VKey Voltage Keypad Hookup Guide
This Tutorial is Retired!
This tutorial covers concepts or technologies that are no longer current. It's still here for you to read and enjoy, but may not be as useful as our newest tutorials.
If you need to add a keypad to your microcontroller project, but don't want to use up a lot of I/O pins to interface with it, the VKey is the solution for you. It outputs an analog voltage to encode which key has been pressed, which can in turn be read by an analog to digital converter on a microcontroller.
SparkFun VKey Voltage KeypadPRT-12080
Traditional digital keypad interfacing techniques can require a large number of digital I/O lines. One common arrangement uses N digital outputs and M digital inputs to interface with an N*M array of keys, as described here. On a small controller, there may not be many I/O pins left for other tasks.
The VKey board has 12 pushbutton switches and some supporting circuitry. It outputs an analog voltage that represents which of the keys is being pressed.

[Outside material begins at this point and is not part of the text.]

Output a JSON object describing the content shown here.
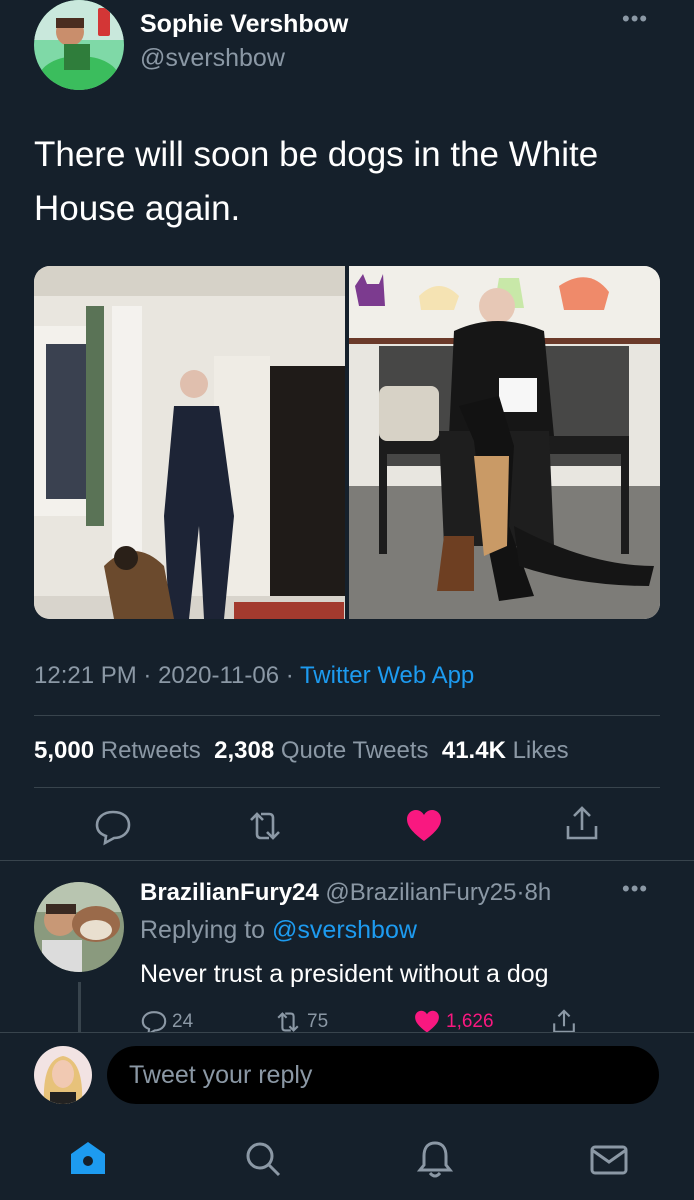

This output can be sampled using a single channel of ADC, allowing 12 keys to be scanned using a single analog input pin.
Covered In This Tutorial
This tutorial will guide you through connecting the VKey to an Arduino, and it introduces a library that tells the application which key is currently pressed.
- VKey Voltage Keypad
- Arduino, RedBoard or any Arduino-compatible board.
- Male PTH headers or right angle PTH headers.
- Jumper Wires
- Voltage, Current, Resistance, and Ohm's Law
- What is an Arduino?
- Switch Basics
- How to Solder
- Working with Wire
- Analog to Digital Conversion
- Voltage Dividers